/---

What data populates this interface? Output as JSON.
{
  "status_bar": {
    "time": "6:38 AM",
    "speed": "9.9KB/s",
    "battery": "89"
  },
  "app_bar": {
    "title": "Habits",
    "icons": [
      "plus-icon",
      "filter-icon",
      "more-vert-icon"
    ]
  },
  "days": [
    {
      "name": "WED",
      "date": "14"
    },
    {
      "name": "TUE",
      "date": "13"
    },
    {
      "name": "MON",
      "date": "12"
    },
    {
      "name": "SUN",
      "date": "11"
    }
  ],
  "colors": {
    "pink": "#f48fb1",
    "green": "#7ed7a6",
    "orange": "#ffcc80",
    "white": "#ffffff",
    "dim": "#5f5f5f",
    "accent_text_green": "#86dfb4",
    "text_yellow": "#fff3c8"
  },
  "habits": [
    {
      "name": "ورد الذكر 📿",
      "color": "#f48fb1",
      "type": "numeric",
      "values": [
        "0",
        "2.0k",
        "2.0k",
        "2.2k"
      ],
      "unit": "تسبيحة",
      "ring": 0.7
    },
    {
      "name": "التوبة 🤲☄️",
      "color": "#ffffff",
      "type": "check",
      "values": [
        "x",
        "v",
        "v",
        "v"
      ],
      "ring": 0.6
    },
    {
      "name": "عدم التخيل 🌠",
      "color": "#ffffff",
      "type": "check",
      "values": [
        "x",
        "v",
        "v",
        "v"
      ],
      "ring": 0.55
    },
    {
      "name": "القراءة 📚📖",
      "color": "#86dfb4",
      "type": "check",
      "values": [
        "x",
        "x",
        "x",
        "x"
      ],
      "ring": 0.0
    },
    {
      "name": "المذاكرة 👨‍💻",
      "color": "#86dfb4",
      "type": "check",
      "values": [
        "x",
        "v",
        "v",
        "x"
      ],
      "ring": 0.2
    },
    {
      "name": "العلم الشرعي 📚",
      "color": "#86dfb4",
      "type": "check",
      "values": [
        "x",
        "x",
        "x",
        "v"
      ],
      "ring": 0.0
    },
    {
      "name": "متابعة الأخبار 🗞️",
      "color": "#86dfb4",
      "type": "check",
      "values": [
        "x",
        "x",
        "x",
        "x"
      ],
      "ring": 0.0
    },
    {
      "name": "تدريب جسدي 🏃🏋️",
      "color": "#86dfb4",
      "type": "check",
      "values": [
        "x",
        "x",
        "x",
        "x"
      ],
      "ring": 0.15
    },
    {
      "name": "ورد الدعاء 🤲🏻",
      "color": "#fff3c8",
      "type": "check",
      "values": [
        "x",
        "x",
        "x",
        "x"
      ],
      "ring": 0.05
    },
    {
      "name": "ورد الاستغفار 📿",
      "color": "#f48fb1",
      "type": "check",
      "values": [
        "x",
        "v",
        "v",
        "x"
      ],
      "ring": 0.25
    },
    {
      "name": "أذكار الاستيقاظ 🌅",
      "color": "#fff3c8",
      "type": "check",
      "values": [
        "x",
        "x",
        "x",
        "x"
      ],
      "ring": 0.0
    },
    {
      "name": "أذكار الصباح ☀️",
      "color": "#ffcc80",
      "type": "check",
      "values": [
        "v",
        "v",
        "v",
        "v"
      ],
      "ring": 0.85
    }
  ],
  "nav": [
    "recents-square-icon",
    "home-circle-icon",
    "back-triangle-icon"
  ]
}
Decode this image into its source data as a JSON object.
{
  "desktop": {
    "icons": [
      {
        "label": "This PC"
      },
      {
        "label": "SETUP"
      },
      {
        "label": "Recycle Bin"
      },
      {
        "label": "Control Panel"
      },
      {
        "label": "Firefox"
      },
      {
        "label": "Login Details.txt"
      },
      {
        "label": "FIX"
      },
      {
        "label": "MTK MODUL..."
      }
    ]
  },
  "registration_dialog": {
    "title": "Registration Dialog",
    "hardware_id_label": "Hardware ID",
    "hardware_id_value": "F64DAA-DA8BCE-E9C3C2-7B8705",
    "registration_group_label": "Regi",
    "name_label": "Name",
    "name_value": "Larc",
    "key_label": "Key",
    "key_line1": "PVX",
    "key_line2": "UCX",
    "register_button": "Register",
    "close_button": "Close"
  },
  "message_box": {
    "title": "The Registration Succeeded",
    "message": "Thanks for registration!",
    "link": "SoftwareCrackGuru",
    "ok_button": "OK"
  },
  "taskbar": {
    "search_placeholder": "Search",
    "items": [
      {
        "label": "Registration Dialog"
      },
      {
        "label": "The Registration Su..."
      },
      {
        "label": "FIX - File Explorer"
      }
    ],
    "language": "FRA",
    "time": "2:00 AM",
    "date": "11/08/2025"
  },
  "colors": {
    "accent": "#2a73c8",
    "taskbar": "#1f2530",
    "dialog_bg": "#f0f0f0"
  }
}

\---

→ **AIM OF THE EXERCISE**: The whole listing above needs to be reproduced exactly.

→ **THE ANSWER**:
What data populates this interface? Output as JSON.
{
  "status_bar": {
    "time": "6:38 AM",
    "speed": "9.9KB/s",
    "battery": "89"
  },
  "app_bar": {
    "title": "Habits",
    "icons": [
      "plus-icon",
      "filter-icon",
      "more-vert-icon"
    ]
  },
  "days": [
    {
      "name": "WED",
      "date": "14"
    },
    {
      "name": "TUE",
      "date": "13"
    },
    {
      "name": "MON",
      "date": "12"
    },
    {
      "name": "SUN",
      "date": "11"
    }
  ],
  "colors": {
    "pink": "#f48fb1",
    "green": "#7ed7a6",
    "orange": "#ffcc80",
    "white": "#ffffff",
    "dim": "#5f5f5f",
    "accent_text_green": "#86dfb4",
    "text_yellow": "#fff3c8"
  },
  "habits": [
    {
      "name": "ورد الذكر 📿",
      "color": "#f48fb1",
      "type": "numeric",
      "values": [
        "0",
        "2.0k",
        "2.0k",
        "2.2k"
      ],
      "unit": "تسبيحة",
      "ring": 0.7
    },
    {
      "name": "التوبة 🤲☄️",
      "color": "#ffffff",
      "type": "check",
      "values": [
        "x",
        "v",
        "v",
        "v"
      ],
      "ring": 0.6
    },
    {
      "name": "عدم التخيل 🌠",
      "color": "#ffffff",
      "type": "check",
      "values": [
        "x",
        "v",
        "v",
        "v"
      ],
      "ring": 0.55
    },
    {
      "name": "القراءة 📚📖",
      "color": "#86dfb4",
      "type": "check",
      "values": [
        "x",
        "x",
        "x",
        "x"
      ],
      "ring": 0.0
    },
    {
      "name": "المذاكرة 👨‍💻",
      "color": "#86dfb4",
      "type": "check",
      "values": [
        "x",
        "v",
        "v",
        "x"
      ],
      "ring": 0.2
    },
    {
      "name": "العلم الشرعي 📚",
      "color": "#86dfb4",
      "type": "check",
      "values": [
        "x",
        "x",
        "x",
        "v"
      ],
      "ring": 0.0
    },
    {
      "name": "متابعة الأخبار 🗞️",
      "color": "#86dfb4",
      "type": "check",
      "values": [
        "x",
        "x",
        "x",
        "x"
      ],
      "ring": 0.0
    },
    {
      "name": "تدريب جسدي 🏃🏋️",
      "color": "#86dfb4",
      "type": "check",
      "values": [
        "x",
        "x",
        "x",
        "x"
      ],
      "ring": 0.15
    },
    {
      "name": "ورد الدعاء 🤲🏻",
      "color": "#fff3c8",
      "type": "check",
      "values": [
        "x",
        "x",
        "x",
        "x"
      ],
      "ring": 0.05
    },
    {
      "name": "ورد الاستغفار 📿",
      "color": "#f48fb1",
      "type": "check",
      "values": [
        "x",
        "v",
        "v",
        "x"
      ],
      "ring": 0.25
    },
    {
      "name": "أذكار الاستيقاظ 🌅",
      "color": "#fff3c8",
      "type": "check",
      "values": [
        "x",
        "x",
        "x",
        "x"
      ],
      "ring": 0.0
    },
    {
      "name": "أذكار الصباح ☀️",
      "color": "#ffcc80",
      "type": "check",
      "values": [
        "v",
        "v",
        "v",
        "v"
      ],
      "ring": 0.85
    }
  ],
  "nav": [
    "recents-square-icon",
    "home-circle-icon",
    "back-triangle-icon"
  ]
}
Decode this image into its source data as a JSON object.
{
  "desktop": {
    "icons": [
      {
        "label": "This PC"
      },
      {
        "label": "SETUP"
      },
      {
        "label": "Recycle Bin"
      },
      {
        "label": "Control Panel"
      },
      {
        "label": "Firefox"
      },
      {
        "label": "Login Details.txt"
      },
      {
        "label": "FIX"
      },
      {
        "label": "MTK MODUL..."
      }
    ]
  },
  "registration_dialog": {
    "title": "Registration Dialog",
    "hardware_id_label": "Hardware ID",
    "hardware_id_value": "F64DAA-DA8BCE-E9C3C2-7B8705",
    "registration_group_label": "Regi",
    "name_label": "Name",
    "name_value": "Larc",
    "key_label": "Key",
    "key_line1": "PVX",
    "key_line2": "UCX",
    "register_button": "Register",
    "close_button": "Close"
  },
  "message_box": {
    "title": "The Registration Succeeded",
    "message": "Thanks for registration!",
    "link": "SoftwareCrackGuru",
    "ok_button": "OK"
  },
  "taskbar": {
    "search_placeholder": "Search",
    "items": [
      {
        "label": "Registration Dialog"
      },
      {
        "label": "The Registration Su..."
      },
      {
        "label": "FIX - File Explorer"
      }
    ],
    "language": "FRA",
    "time": "2:00 AM",
    "date": "11/08/2025"
  },
  "colors": {
    "accent": "#2a73c8",
    "taskbar": "#1f2530",
    "dialog_bg": "#f0f0f0"
  }
}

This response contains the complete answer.